And so she appeared in British public life, and we jeered and howled and held her up as a poster-girl for "the underclass". Jade soon proved her latent smartness by turning her fourth place on Big Brother into a fortune, launching her own brand of perfume, a beauty salon, and a series of sensitive, rather beautiful autobiographies, all appealing to young women who had never seen people just like themselves on television before. The perception of her slowly changed. As people learned about her life story – and saw her chaotic, broken mother being interviewed – many realised that their gleeful poring over her mispronunciations had been vile. The sense of superiority was, for a moment, scrambled.
Then came Celebrity Big Brother, and oh, how we rejoiced. Jade was placed in the house with Shilpa Shetty, a sweet, unworldly Bollywood star who had been raised with servants and never had to do anything practical for herself. She activated all of Jade's feelings of being sneered at and patronised all her life. Jade said: "Ultimately, we were fighting because we were from different classes ... I didn't want anyone to think they're better than me, just because they have more money or have had a more educated upbringing. And, to me, she was a posh, up-herself princess."
One day, Shilpa tried to flush an entire cooked chicken down the toilet. Jade, enraged and perplexed, started to scream at her. "Who the fuck are you? You aren't some Princess in Neverland!" she yelled. She said Shilpa clearly had no idea how ordinary Indians lived, and howled: "You need a day in the slums!" This was seized on as racist, equivalent to telling her to go back where she came from. But it wasn't. Other housemates did say despicable, racist things about Shilpa: the beauty queen Danielle Lloyd said "I think she should fuck off home ... She can't even speak English properly." But Jade didn't; her own father was mixed-race, for one.
But here was a way we could rehabilitate our Jaded view of the white working class, and feel self-righteous about it too. If we can't feel superior to the poor because they are stupid, then we can feel superior to them because they are racist. One newspaper ran the typical headline "Class vs Trash" over a picture of Shilpa and Jade, and a columnist huffed that Jade's problem was "hating her social superiors". Once more, we could hate the poor and feel good about it too.
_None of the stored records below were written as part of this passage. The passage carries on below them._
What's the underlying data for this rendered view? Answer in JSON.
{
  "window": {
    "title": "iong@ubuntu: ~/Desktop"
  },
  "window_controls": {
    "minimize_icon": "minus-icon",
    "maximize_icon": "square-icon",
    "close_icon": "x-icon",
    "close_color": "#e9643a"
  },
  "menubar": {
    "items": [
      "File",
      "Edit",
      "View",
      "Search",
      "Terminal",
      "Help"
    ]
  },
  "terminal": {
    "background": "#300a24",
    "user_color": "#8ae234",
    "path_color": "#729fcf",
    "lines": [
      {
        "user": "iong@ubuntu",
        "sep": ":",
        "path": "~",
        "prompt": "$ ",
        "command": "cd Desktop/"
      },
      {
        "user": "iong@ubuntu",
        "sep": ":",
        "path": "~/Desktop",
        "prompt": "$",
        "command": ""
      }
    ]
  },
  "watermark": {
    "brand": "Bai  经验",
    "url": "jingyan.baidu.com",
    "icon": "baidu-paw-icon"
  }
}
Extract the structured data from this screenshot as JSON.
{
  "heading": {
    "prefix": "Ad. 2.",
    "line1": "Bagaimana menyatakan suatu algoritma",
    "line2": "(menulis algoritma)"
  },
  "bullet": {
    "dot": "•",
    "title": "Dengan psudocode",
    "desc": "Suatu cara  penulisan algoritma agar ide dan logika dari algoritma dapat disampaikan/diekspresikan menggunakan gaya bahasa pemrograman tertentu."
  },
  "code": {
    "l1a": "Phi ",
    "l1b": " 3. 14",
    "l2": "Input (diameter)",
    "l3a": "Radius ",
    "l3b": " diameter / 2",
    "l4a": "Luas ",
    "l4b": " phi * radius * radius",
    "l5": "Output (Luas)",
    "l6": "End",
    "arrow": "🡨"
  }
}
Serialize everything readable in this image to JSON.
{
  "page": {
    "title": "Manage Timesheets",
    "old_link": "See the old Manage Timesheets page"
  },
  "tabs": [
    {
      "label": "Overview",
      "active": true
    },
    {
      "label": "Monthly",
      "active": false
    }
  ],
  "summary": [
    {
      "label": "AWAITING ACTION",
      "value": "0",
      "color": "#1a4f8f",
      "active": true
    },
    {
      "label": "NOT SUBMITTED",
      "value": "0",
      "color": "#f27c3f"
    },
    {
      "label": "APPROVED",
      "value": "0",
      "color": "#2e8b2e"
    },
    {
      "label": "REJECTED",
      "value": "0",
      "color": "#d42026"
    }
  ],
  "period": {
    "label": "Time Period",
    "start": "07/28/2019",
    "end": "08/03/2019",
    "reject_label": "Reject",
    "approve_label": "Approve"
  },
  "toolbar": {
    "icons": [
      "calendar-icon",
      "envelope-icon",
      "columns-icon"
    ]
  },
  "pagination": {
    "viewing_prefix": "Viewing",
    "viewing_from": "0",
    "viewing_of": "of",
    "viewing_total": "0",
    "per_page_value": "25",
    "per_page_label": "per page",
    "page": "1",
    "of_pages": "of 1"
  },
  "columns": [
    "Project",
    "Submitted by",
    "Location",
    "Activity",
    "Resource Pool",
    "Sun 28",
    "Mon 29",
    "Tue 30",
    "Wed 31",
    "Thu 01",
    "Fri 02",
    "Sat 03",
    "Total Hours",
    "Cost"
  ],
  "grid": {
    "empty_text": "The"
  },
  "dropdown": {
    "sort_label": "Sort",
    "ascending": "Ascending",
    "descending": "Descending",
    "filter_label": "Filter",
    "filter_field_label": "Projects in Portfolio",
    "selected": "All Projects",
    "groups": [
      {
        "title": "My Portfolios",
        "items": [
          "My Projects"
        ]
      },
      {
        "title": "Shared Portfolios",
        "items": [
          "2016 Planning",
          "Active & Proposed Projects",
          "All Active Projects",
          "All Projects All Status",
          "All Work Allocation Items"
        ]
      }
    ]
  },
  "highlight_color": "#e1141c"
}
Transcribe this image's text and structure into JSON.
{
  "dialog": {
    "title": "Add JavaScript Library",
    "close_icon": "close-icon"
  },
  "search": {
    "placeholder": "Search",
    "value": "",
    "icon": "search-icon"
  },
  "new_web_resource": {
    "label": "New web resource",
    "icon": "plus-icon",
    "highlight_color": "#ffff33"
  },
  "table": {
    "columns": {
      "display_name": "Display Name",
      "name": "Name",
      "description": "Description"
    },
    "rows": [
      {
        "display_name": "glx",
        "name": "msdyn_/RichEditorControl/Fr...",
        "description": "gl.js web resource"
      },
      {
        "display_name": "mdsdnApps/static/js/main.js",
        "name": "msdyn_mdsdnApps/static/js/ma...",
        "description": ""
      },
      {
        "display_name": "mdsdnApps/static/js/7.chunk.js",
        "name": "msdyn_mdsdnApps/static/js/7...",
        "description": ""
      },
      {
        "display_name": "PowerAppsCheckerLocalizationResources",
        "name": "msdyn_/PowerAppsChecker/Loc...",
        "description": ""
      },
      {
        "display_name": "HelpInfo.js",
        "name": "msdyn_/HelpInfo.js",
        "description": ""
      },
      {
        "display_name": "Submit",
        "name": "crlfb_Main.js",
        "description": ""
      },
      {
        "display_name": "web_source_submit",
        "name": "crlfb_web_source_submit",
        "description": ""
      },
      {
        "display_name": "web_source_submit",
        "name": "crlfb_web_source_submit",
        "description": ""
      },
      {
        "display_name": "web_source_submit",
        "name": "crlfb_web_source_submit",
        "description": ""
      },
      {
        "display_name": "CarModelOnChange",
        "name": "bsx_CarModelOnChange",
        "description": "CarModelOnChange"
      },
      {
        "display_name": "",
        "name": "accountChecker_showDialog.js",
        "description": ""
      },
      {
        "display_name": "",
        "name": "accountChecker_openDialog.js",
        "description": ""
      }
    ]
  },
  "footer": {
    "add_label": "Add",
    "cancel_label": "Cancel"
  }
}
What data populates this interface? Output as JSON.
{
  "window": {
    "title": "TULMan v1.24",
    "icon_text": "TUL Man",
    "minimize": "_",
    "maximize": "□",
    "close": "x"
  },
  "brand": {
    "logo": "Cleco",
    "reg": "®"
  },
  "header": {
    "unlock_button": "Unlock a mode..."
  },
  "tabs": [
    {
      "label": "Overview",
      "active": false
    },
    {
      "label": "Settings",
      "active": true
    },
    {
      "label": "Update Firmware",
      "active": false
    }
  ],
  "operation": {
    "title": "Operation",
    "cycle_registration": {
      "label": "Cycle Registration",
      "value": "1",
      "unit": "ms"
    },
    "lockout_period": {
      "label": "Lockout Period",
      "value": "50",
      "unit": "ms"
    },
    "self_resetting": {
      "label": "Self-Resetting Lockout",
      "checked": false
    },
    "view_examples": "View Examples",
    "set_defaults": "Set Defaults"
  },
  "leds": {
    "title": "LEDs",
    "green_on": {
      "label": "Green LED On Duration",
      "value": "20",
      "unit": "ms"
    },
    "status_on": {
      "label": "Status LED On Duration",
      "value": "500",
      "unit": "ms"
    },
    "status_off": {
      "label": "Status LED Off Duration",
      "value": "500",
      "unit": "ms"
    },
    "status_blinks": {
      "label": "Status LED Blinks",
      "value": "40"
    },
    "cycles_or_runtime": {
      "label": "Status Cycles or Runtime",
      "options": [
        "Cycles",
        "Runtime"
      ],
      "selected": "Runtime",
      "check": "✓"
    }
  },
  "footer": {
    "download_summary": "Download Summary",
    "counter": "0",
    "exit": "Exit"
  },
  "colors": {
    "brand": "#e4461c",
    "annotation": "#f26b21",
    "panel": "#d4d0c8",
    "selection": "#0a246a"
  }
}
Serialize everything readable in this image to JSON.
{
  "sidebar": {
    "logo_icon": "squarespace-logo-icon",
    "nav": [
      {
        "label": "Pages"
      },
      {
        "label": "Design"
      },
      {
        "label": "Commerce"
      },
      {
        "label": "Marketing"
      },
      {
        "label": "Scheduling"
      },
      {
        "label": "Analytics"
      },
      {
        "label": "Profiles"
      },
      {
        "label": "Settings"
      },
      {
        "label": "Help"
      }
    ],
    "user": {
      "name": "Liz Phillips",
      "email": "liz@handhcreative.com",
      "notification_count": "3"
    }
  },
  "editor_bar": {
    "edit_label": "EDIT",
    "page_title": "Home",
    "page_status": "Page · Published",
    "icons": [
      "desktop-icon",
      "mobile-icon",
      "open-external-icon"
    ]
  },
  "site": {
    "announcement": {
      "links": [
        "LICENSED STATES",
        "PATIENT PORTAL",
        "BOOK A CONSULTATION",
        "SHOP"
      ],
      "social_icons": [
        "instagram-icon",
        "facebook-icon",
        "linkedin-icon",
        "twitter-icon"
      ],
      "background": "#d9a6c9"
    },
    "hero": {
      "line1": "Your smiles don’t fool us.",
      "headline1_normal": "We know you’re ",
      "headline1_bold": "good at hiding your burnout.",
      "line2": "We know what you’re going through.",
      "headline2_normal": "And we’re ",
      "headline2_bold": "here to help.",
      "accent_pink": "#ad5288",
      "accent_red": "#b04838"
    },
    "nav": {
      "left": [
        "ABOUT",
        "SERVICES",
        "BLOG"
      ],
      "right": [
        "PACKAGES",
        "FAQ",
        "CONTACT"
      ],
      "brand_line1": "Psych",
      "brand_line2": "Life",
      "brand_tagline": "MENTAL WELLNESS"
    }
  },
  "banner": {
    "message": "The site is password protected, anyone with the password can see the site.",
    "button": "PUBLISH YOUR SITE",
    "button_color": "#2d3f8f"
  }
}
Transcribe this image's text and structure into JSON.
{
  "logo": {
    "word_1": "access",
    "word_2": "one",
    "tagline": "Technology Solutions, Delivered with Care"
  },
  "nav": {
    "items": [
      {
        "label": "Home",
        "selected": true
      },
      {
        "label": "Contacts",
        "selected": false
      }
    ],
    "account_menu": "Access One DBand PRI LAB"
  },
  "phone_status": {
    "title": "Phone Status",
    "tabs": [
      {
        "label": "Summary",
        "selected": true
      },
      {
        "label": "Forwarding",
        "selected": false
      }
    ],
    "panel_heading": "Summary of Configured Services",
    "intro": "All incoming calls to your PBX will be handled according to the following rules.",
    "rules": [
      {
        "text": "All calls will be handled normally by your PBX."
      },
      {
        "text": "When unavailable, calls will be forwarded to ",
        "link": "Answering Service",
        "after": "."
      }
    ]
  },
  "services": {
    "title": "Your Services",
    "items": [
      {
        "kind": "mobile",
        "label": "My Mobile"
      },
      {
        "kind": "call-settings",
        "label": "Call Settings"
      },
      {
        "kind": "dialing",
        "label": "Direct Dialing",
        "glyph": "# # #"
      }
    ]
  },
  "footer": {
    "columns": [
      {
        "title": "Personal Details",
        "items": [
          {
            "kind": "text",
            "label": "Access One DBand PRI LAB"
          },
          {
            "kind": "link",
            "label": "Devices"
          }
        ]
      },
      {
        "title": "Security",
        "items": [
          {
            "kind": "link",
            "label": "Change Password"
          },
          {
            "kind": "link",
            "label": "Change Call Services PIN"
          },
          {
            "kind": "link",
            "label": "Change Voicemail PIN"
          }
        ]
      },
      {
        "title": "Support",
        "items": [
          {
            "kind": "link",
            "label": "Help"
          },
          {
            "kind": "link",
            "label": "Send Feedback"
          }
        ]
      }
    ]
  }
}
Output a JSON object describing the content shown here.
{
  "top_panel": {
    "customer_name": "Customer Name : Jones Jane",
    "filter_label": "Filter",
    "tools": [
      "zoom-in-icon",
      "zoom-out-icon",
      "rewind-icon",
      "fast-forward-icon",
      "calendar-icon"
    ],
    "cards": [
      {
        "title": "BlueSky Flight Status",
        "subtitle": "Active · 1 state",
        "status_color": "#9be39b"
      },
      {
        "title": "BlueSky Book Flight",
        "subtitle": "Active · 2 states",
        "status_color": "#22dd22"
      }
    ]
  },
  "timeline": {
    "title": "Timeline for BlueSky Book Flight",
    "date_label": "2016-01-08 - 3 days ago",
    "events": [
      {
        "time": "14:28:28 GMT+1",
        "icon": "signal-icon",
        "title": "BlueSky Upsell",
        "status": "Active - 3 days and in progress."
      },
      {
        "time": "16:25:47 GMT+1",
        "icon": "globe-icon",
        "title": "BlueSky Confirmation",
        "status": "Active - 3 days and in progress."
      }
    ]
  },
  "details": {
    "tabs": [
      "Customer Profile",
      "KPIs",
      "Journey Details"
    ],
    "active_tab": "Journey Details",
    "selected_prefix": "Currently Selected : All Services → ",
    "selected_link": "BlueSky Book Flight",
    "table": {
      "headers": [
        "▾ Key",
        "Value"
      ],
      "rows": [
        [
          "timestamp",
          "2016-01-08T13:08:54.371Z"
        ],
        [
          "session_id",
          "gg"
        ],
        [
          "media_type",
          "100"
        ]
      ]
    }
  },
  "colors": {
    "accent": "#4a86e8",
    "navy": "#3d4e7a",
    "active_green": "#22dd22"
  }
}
And even when she was dying, we continued to jeer. Nobody said John Diamond was "exploiting" his cancer by writing about it in The Times, but Jade's decision to talk about it on TV so she could leave a pot of cash for her kids was apparently evidence of her "vulgarity". One newspaper huffs that now we will be subjected to "a chav state funeral".
Even as she rots, we still want to see Jade Goody as a "chav" imbecile, subconsciously reassuring us that our own higher place in the class pyramid is earned by our intellect and sensitivity and anti-racism, rather than by the fluke of birth.
Believe that if you want, but you should know it's not Jade you are condemning, but yourself.Reuse content